%%

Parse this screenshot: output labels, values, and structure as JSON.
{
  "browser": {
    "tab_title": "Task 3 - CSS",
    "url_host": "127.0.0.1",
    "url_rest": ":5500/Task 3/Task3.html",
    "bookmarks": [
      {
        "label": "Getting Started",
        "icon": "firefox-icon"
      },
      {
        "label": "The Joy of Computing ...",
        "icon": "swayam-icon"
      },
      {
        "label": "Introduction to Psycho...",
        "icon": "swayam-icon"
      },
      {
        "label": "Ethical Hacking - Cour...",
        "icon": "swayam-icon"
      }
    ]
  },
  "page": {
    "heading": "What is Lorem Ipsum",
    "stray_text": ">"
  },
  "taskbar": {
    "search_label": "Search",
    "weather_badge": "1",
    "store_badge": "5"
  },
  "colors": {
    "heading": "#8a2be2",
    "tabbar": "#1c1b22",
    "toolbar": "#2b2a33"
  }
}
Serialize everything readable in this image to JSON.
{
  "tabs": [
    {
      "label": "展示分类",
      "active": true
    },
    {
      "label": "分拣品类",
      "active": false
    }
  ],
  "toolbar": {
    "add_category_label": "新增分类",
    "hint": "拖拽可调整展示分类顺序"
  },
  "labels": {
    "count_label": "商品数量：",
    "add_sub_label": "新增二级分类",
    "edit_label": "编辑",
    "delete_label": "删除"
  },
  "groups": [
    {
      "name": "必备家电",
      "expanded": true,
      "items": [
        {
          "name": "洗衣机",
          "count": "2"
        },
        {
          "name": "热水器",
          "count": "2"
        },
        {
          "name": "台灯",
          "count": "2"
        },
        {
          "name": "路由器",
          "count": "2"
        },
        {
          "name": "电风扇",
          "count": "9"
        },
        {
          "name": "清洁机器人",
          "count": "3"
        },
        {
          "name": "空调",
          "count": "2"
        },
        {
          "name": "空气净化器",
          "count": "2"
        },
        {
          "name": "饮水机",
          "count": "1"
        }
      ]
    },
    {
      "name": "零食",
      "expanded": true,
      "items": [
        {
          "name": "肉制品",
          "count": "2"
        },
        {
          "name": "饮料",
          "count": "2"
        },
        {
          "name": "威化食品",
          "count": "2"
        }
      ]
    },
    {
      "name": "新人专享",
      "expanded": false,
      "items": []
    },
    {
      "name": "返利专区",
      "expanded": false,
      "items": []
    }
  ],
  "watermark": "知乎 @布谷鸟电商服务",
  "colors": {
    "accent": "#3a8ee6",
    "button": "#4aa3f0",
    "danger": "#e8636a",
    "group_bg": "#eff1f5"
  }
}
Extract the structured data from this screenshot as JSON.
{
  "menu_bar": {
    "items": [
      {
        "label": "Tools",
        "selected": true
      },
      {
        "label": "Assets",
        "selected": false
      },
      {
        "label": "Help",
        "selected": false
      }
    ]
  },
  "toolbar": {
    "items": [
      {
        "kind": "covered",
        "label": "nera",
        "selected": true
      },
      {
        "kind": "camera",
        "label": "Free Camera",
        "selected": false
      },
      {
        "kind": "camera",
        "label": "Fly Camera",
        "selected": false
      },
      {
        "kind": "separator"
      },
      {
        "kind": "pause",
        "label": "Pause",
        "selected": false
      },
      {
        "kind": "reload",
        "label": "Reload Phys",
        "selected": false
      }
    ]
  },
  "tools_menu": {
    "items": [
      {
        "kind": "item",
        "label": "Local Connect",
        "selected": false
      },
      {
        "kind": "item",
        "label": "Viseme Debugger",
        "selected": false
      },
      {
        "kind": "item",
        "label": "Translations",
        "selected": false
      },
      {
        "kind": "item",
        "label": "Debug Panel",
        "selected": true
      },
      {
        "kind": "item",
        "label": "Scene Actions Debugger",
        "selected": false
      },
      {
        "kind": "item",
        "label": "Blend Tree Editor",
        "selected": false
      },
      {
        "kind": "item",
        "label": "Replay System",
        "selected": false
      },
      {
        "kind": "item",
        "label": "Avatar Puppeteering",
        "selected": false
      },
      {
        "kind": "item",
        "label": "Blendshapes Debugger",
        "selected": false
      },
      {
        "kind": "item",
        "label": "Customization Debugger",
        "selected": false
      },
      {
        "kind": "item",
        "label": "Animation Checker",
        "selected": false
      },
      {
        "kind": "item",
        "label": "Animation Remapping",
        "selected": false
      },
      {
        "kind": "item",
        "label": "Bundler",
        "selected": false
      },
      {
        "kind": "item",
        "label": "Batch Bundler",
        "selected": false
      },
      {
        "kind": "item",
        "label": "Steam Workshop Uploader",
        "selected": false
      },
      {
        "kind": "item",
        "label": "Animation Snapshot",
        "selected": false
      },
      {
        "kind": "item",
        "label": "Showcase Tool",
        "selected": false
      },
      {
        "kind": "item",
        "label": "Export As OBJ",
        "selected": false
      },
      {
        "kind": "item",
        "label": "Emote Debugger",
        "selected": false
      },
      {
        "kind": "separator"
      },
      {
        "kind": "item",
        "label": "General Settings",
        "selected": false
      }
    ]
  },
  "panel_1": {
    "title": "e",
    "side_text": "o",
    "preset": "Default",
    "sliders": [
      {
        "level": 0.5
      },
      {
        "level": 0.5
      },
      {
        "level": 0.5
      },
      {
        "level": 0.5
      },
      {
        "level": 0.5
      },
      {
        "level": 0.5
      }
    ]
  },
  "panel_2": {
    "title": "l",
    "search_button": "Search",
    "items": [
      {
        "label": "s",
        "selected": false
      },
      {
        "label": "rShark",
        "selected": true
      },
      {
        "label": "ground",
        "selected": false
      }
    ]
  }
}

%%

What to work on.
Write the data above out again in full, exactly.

Output below.
Parse this screenshot: output labels, values, and structure as JSON.
{
  "browser": {
    "tab_title": "Task 3 - CSS",
    "url_host": "127.0.0.1",
    "url_rest": ":5500/Task 3/Task3.html",
    "bookmarks": [
      {
        "label": "Getting Started",
        "icon": "firefox-icon"
      },
      {
        "label": "The Joy of Computing ...",
        "icon": "swayam-icon"
      },
      {
        "label": "Introduction to Psycho...",
        "icon": "swayam-icon"
      },
      {
        "label": "Ethical Hacking - Cour...",
        "icon": "swayam-icon"
      }
    ]
  },
  "page": {
    "heading": "What is Lorem Ipsum",
    "stray_text": ">"
  },
  "taskbar": {
    "search_label": "Search",
    "weather_badge": "1",
    "store_badge": "5"
  },
  "colors": {
    "heading": "#8a2be2",
    "tabbar": "#1c1b22",
    "toolbar": "#2b2a33"
  }
}
Serialize everything readable in this image to JSON.
{
  "tabs": [
    {
      "label": "展示分类",
      "active": true
    },
    {
      "label": "分拣品类",
      "active": false
    }
  ],
  "toolbar": {
    "add_category_label": "新增分类",
    "hint": "拖拽可调整展示分类顺序"
  },
  "labels": {
    "count_label": "商品数量：",
    "add_sub_label": "新增二级分类",
    "edit_label": "编辑",
    "delete_label": "删除"
  },
  "groups": [
    {
      "name": "必备家电",
      "expanded": true,
      "items": [
        {
          "name": "洗衣机",
          "count": "2"
        },
        {
          "name": "热水器",
          "count": "2"
        },
        {
          "name": "台灯",
          "count": "2"
        },
        {
          "name": "路由器",
          "count": "2"
        },
        {
          "name": "电风扇",
          "count": "9"
        },
        {
          "name": "清洁机器人",
          "count": "3"
        },
        {
          "name": "空调",
          "count": "2"
        },
        {
          "name": "空气净化器",
          "count": "2"
        },
        {
          "name": "饮水机",
          "count": "1"
        }
      ]
    },
    {
      "name": "零食",
      "expanded": true,
      "items": [
        {
          "name": "肉制品",
          "count": "2"
        },
        {
          "name": "饮料",
          "count": "2"
        },
        {
          "name": "威化食品",
          "count": "2"
        }
      ]
    },
    {
      "name": "新人专享",
      "expanded": false,
      "items": []
    },
    {
      "name": "返利专区",
      "expanded": false,
      "items": []
    }
  ],
  "watermark": "知乎 @布谷鸟电商服务",
  "colors": {
    "accent": "#3a8ee6",
    "button": "#4aa3f0",
    "danger": "#e8636a",
    "group_bg": "#eff1f5"
  }
}
Extract the structured data from this screenshot as JSON.
{
  "menu_bar": {
    "items": [
      {
        "label": "Tools",
        "selected": true
      },
      {
        "label": "Assets",
        "selected": false
      },
      {
        "label": "Help",
        "selected": false
      }
    ]
  },
  "toolbar": {
    "items": [
      {
        "kind": "covered",
        "label": "nera",
        "selected": true
      },
      {
        "kind": "camera",
        "label": "Free Camera",
        "selected": false
      },
      {
        "kind": "camera",
        "label": "Fly Camera",
        "selected": false
      },
      {
        "kind": "separator"
      },
      {
        "kind": "pause",
        "label": "Pause",
        "selected": false
      },
      {
        "kind": "reload",
        "label": "Reload Phys",
        "selected": false
      }
    ]
  },
  "tools_menu": {
    "items": [
      {
        "kind": "item",
        "label": "Local Connect",
        "selected": false
      },
      {
        "kind": "item",
        "label": "Viseme Debugger",
        "selected": false
      },
      {
        "kind": "item",
        "label": "Translations",
        "selected": false
      },
      {
        "kind": "item",
        "label": "Debug Panel",
        "selected": true
      },
      {
        "kind": "item",
        "label": "Scene Actions Debugger",
        "selected": false
      },
      {
        "kind": "item",
        "label": "Blend Tree Editor",
        "selected": false
      },
      {
        "kind": "item",
        "label": "Replay System",
        "selected": false
      },
      {
        "kind": "item",
        "label": "Avatar Puppeteering",
        "selected": false
      },
      {
        "kind": "item",
        "label": "Blendshapes Debugger",
        "selected": false
      },
      {
        "kind": "item",
        "label": "Customization Debugger",
        "selected": false
      },
      {
        "kind": "item",
        "label": "Animation Checker",
        "selected": false
      },
      {
        "kind": "item",
        "label": "Animation Remapping",
        "selected": false
      },
      {
        "kind": "item",
        "label": "Bundler",
        "selected": false
      },
      {
        "kind": "item",
        "label": "Batch Bundler",
        "selected": false
      },
      {
        "kind": "item",
        "label": "Steam Workshop Uploader",
        "selected": false
      },
      {
        "kind": "item",
        "label": "Animation Snapshot",
        "selected": false
      },
      {
        "kind": "item",
        "label": "Showcase Tool",
        "selected": false
      },
      {
        "kind": "item",
        "label": "Export As OBJ",
        "selected": false
      },
      {
        "kind": "item",
        "label": "Emote Debugger",
        "selected": false
      },
      {
        "kind": "separator"
      },
      {
        "kind": "item",
        "label": "General Settings",
        "selected": false
      }
    ]
  },
  "panel_1": {
    "title": "e",
    "side_text": "o",
    "preset": "Default",
    "sliders": [
      {
        "level": 0.5
      },
      {
        "level": 0.5
      },
      {
        "level": 0.5
      },
      {
        "level": 0.5
      },
      {
        "level": 0.5
      },
      {
        "level": 0.5
      }
    ]
  },
  "panel_2": {
    "title": "l",
    "search_button": "Search",
    "items": [
      {
        "label": "s",
        "selected": false
      },
      {
        "label": "rShark",
        "selected": true
      },
      {
        "label": "ground",
        "selected": false
      }
    ]
  }
}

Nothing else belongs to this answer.